Tim Farron has announced his resignation as Liberal Democrat leader after he was repeatedly pressed during the general election over his personal beliefs on issues including homosexuality.
Farron issued a statement on Wednesday night saying he felt “remaining faithful to Christ” was incompatible with leading his party. It is understood several senior figures in the party had visited Farron in recent days to attempt to persuade him to step down, though he was initially reluctant.
There is a certain class of evangelicals in the US, mostly young, middle class, and white, that dismisses things like Rod Dreher’s Benedict Option and other related books as alarmist. While I am sympathetic to concerns about Rod’s tone, I am much less sympathetic to the idea that Rod is over-stating the challenges confronting the western church today.
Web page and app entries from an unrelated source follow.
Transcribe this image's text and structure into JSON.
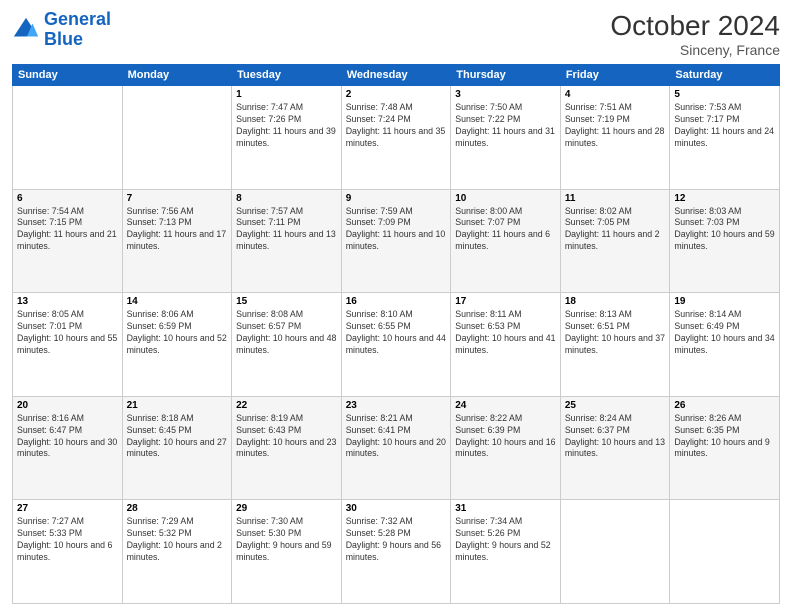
{
  "header": {
    "logo_line1": "General",
    "logo_line2": "Blue",
    "month_title": "October 2024",
    "subtitle": "Sinceny, France"
  },
  "days_of_week": [
    "Sunday",
    "Monday",
    "Tuesday",
    "Wednesday",
    "Thursday",
    "Friday",
    "Saturday"
  ],
  "weeks": [
    [
      {
        "day": "",
        "sunrise": "",
        "sunset": "",
        "daylight": ""
      },
      {
        "day": "",
        "sunrise": "",
        "sunset": "",
        "daylight": ""
      },
      {
        "day": "1",
        "sunrise": "Sunrise: 7:47 AM",
        "sunset": "Sunset: 7:26 PM",
        "daylight": "Daylight: 11 hours and 39 minutes."
      },
      {
        "day": "2",
        "sunrise": "Sunrise: 7:48 AM",
        "sunset": "Sunset: 7:24 PM",
        "daylight": "Daylight: 11 hours and 35 minutes."
      },
      {
        "day": "3",
        "sunrise": "Sunrise: 7:50 AM",
        "sunset": "Sunset: 7:22 PM",
        "daylight": "Daylight: 11 hours and 31 minutes."
      },
      {
        "day": "4",
        "sunrise": "Sunrise: 7:51 AM",
        "sunset": "Sunset: 7:19 PM",
        "daylight": "Daylight: 11 hours and 28 minutes."
      },
      {
        "day": "5",
        "sunrise": "Sunrise: 7:53 AM",
        "sunset": "Sunset: 7:17 PM",
        "daylight": "Daylight: 11 hours and 24 minutes."
      }
    ],
    [
      {
        "day": "6",
        "sunrise": "Sunrise: 7:54 AM",
        "sunset": "Sunset: 7:15 PM",
        "daylight": "Daylight: 11 hours and 21 minutes."
      },
      {
        "day": "7",
        "sunrise": "Sunrise: 7:56 AM",
        "sunset": "Sunset: 7:13 PM",
        "daylight": "Daylight: 11 hours and 17 minutes."
      },
      {
        "day": "8",
        "sunrise": "Sunrise: 7:57 AM",
        "sunset": "Sunset: 7:11 PM",
        "daylight": "Daylight: 11 hours and 13 minutes."
      },
      {
        "day": "9",
        "sunrise": "Sunrise: 7:59 AM",
        "sunset": "Sunset: 7:09 PM",
        "daylight": "Daylight: 11 hours and 10 minutes."
      },
      {
        "day": "10",
        "sunrise": "Sunrise: 8:00 AM",
        "sunset": "Sunset: 7:07 PM",
        "daylight": "Daylight: 11 hours and 6 minutes."
      },
      {
        "day": "11",
        "sunrise": "Sunrise: 8:02 AM",
        "sunset": "Sunset: 7:05 PM",
        "daylight": "Daylight: 11 hours and 2 minutes."
      },
      {
        "day": "12",
        "sunrise": "Sunrise: 8:03 AM",
        "sunset": "Sunset: 7:03 PM",
        "daylight": "Daylight: 10 hours and 59 minutes."
      }
    ],
    [
      {
        "day": "13",
        "sunrise": "Sunrise: 8:05 AM",
        "sunset": "Sunset: 7:01 PM",
        "daylight": "Daylight: 10 hours and 55 minutes."
      },
      {
        "day": "14",
        "sunrise": "Sunrise: 8:06 AM",
        "sunset": "Sunset: 6:59 PM",
        "daylight": "Daylight: 10 hours and 52 minutes."
      },
      {
        "day": "15",
        "sunrise": "Sunrise: 8:08 AM",
        "sunset": "Sunset: 6:57 PM",
        "daylight": "Daylight: 10 hours and 48 minutes."
      },
      {
        "day": "16",
        "sunrise": "Sunrise: 8:10 AM",
        "sunset": "Sunset: 6:55 PM",
        "daylight": "Daylight: 10 hours and 44 minutes."
      },
      {
        "day": "17",
        "sunrise": "Sunrise: 8:11 AM",
        "sunset": "Sunset: 6:53 PM",
        "daylight": "Daylight: 10 hours and 41 minutes."
      },
      {
        "day": "18",
        "sunrise": "Sunrise: 8:13 AM",
        "sunset": "Sunset: 6:51 PM",
        "daylight": "Daylight: 10 hours and 37 minutes."
      },
      {
        "day": "19",
        "sunrise": "Sunrise: 8:14 AM",
        "sunset": "Sunset: 6:49 PM",
        "daylight": "Daylight: 10 hours and 34 minutes."
      }
    ],
    [
      {
        "day": "20",
        "sunrise": "Sunrise: 8:16 AM",
        "sunset": "Sunset: 6:47 PM",
        "daylight": "Daylight: 10 hours and 30 minutes."
      },
      {
        "day": "21",
        "sunrise": "Sunrise: 8:18 AM",
        "sunset": "Sunset: 6:45 PM",
        "daylight": "Daylight: 10 hours and 27 minutes."
      },
      {
        "day": "22",
        "sunrise": "Sunrise: 8:19 AM",
        "sunset": "Sunset: 6:43 PM",
        "daylight": "Daylight: 10 hours and 23 minutes."
      },
      {
        "day": "23",
        "sunrise": "Sunrise: 8:21 AM",
        "sunset": "Sunset: 6:41 PM",
        "daylight": "Daylight: 10 hours and 20 minutes."
      },
      {
        "day": "24",
        "sunrise": "Sunrise: 8:22 AM",
        "sunset": "Sunset: 6:39 PM",
        "daylight": "Daylight: 10 hours and 16 minutes."
      },
      {
        "day": "25",
        "sunrise": "Sunrise: 8:24 AM",
        "sunset": "Sunset: 6:37 PM",
        "daylight": "Daylight: 10 hours and 13 minutes."
      },
      {
        "day": "26",
        "sunrise": "Sunrise: 8:26 AM",
        "sunset": "Sunset: 6:35 PM",
        "daylight": "Daylight: 10 hours and 9 minutes."
      }
    ],
    [
      {
        "day": "27",
        "sunrise": "Sunrise: 7:27 AM",
        "sunset": "Sunset: 5:33 PM",
        "daylight": "Daylight: 10 hours and 6 minutes."
      },
      {
        "day": "28",
        "sunrise": "Sunrise: 7:29 AM",
        "sunset": "Sunset: 5:32 PM",
        "daylight": "Daylight: 10 hours and 2 minutes."
      },
      {
        "day": "29",
        "sunrise": "Sunrise: 7:30 AM",
        "sunset": "Sunset: 5:30 PM",
        "daylight": "Daylight: 9 hours and 59 minutes."
      },
      {
        "day": "30",
        "sunrise": "Sunrise: 7:32 AM",
        "sunset": "Sunset: 5:28 PM",
        "daylight": "Daylight: 9 hours and 56 minutes."
      },
      {
        "day": "31",
        "sunrise": "Sunrise: 7:34 AM",
        "sunset": "Sunset: 5:26 PM",
        "daylight": "Daylight: 9 hours and 52 minutes."
      },
      {
        "day": "",
        "sunrise": "",
        "sunset": "",
        "daylight": ""
      },
      {
        "day": "",
        "sunrise": "",
        "sunset": "",
        "daylight": ""
      }
    ]
  ]
}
Consider: Tim Farron actually supports same-sex marriage. On policy issues, he was blameless in the eyes of progressives. But even that concession was not sufficient. He was consistently grilled during the campaign season about his personal beliefs regarding homosexuality. One member of the party resigned over his views and many have speculated that part of the reason the Lib Dems underperformed in this election was a general mistrust of Farron because of his religious beliefs.
Pair this with last week’s Bernie story and, well, you understand why American Christians who are paying attention are a bit anxious. The issue in at least these two cases does not seem to be anything about the actual policies a person supports or how they would do in their specific job within the political system. The issue is personal convictions informed by traditional religious beliefs. There are all sorts of bad ways that Christians might respond to this fact, but denying that this is happening does not help us either.
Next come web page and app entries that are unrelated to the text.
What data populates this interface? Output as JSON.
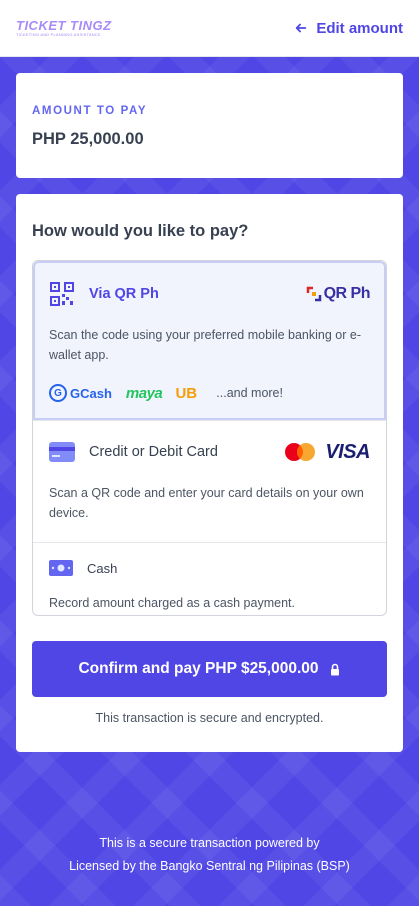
{
  "header": {
    "brand_name": "TICKET TINGZ",
    "brand_tagline": "TICKETING AND PLANNING ASSISTANCE",
    "edit_label": "Edit amount"
  },
  "amount": {
    "label": "AMOUNT TO PAY",
    "value": "PHP 25,000.00"
  },
  "payment": {
    "title": "How would you like to pay?",
    "qr": {
      "name": "Via QR Ph",
      "logo_text": "QR Ph",
      "description": "Scan the code using your preferred mobile banking or e-wallet app.",
      "wallets": [
        "GCash",
        "maya",
        "UB"
      ],
      "more_label": "...and more!"
    },
    "card": {
      "name": "Credit or Debit Card",
      "brand_visa": "VISA",
      "description": "Scan a QR code and enter your card details on your own device."
    },
    "cash": {
      "name": "Cash",
      "description": "Record amount charged as a cash payment."
    },
    "confirm_label": "Confirm and pay PHP $25,000.00",
    "secure_note": "This transaction is secure and encrypted."
  },
  "footer": {
    "line1": "This is a secure transaction powered by",
    "line2": "Licensed by the Bangko Sentral ng Pilipinas (BSP)"
  },
  "colors": {
    "accent": "#4f46e5",
    "qr_selected_bg": "#f1f3fd",
    "background": "#4f46e5"
  }
}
I did want to take note of one other thing about this story. One line that Farron and some of his supporters have taken is to hit out at their opponents for being illiberal. This is a fair critique and a familiar one to many on the American right. But I do not think it a particularly effective line for two reasons.
In the first place, due to the general belief system of many progressives, the line is basically useless as a persuasive tool. But there’s a second issue: If the move that western Christians attempt to make in response to all these challenges is to simply rebuild liberalism, then whatever victories we win will be short term. Liberalism is the soil from which the current regime has grown. It’s emphasis on individual autonomy and self-definition and the illegitimacy of unchosen authorities is precisely how we ended up where we are today.
So, two points: First, trying to Make Liberalism Great Again is probably no more realistic than trying to return America to the 1950s. In both cases, the order in question was the unique product of historical circumstances that our own era does not share. Thus any attempt to recreate said order is doomed to fail. Second, we need better language and concepts to make our case to both those within our church communities and those outside the church. Liberalism is not the way forward. It is the way toward further and deeper darkness. If we start thinking about common goods, shared life, and the neighborly arts, then we may be onto something. But all of these things, of course, assume a sort of communitarian sensibility that has always had a hard time reconciling itself to the deeply democratic, egalitarian nature of American Christianity. Therefore, whatever our project ends up being, it figures to be a long-term thing.